Medical Marijuana The City Council's effort to establish some order on medical marijuana in Los Angeles was Proposition D, which won big last night. But supporters of the competing Measure F are threatening court action. D will limit dispensaries to 130 or so, while F would have allowed a free market to work its will. Don Duncan is California Director of Americans for Safe Access (to medical marijuana).
Measure M: LA's Effort to Cash In on Medical Marijuana Measure M on next week's Los Angeles City ballot would impose a hefty business tax on medical marijuana. The ballot argument claims it would raise $10 million for everything from public safety to libraries to paving roads, alleys and sidewalks. But the language of the measure itself reminds voters that "the sale of marijuana is illegal." We hear why the City Council went ahead anyway and get the pros and cons.
Progress on the Medical Marijuana Ordinance Oakland and San Francisco tightly regulate sales of medical marijuana.
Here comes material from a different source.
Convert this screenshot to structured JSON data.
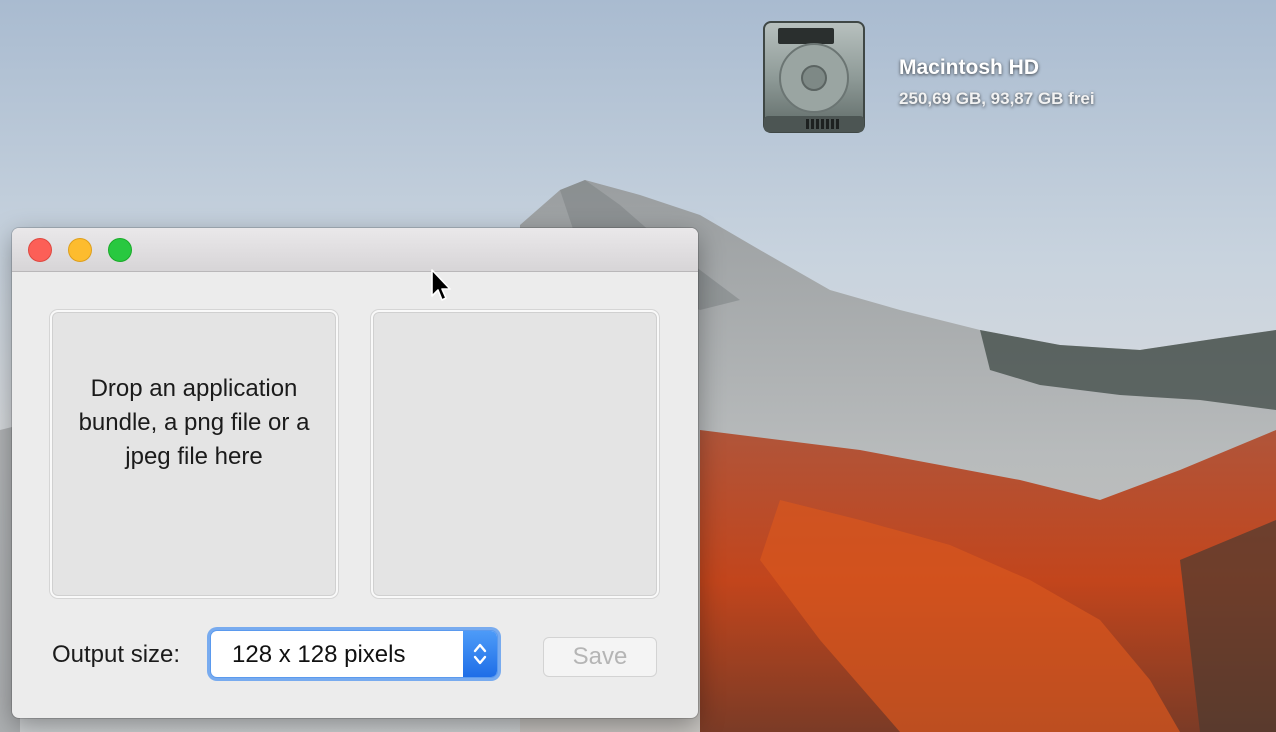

So does West Hollywood, where the Los Angeles Sheriff's Department says four legal dispensaries are free of crime and neighbors are not complaining. Los Angeles is another story, and today a joint city council committee -- no pun intended, took another stab at controlling an estimated 1000 dispensaries .
US Attorneys Told to Go after Pot Traffickers, Not Patients Marijuana is illegal under federal law, but 15 states, including California, have legalized it for medicinal use. Today US Attorney General Eric Holder reversed national policy and ordered federal authorities not to arrest or charge suppliers or users who conform to state laws. Los Angeles has more marijuana dispensaries than any place else, between 800 and 1000 — more than there are public schools. District Attorney Steve Cooley, who's up for re-election next year, says "about 100 percent…are operating illegally." That's because, he insists, they are making money. Cooley declined to appear tonight on WWLA?, as did City Attorney Carmen Trutanich, who agrees with Cooley's conclusion.
Trump's 'America First' goes missing abroad In the Middle East, President Trump is changing some policies of the Obama Administration—and reversing his own campaign attacks on Islam as a religion that "hates us." We hear about his visit to Saudi Arabia and what's at stake for the rest of his foreign excursion.
Trump plays scolder-in-chief with NATO allies At the opening of NATO’s dramatic new headquarters in Brussels today, President Trump acknowledged that Article 5 — promising that “an attack on one nation is an attack on all” -- has only been invoked one time: in the aftermath of September 11. But the President failed to provide what 27 other Alliance members have been waiting for: a re-commitment by America’s new leader to Article 5. Instead, they got a scolding.
Ex-FBI Director Comey tells his side of the story Today, former FBI Director James Comey came close to calling the President who fired him a liar. The White House denied the claim and called it insulting, but Republican Senators did not challenge Comey’s truthfulness. Many questions remain: did the President try to obstruct a federal investigation? Later, we’ll go behind the “velvet rope” for a look at 5-Star health care for the richest Americans.
Janesville and the American Dream Janesville, Wisconsin is the hometown of Republican House Speaker Paul Ryan. But he couldn’t prevent the closing of the General Motors factory after 100 years. On this Memorial Day rebroadcast of To the Point, we hear what’s happened to what once was a model of American middle-class unity.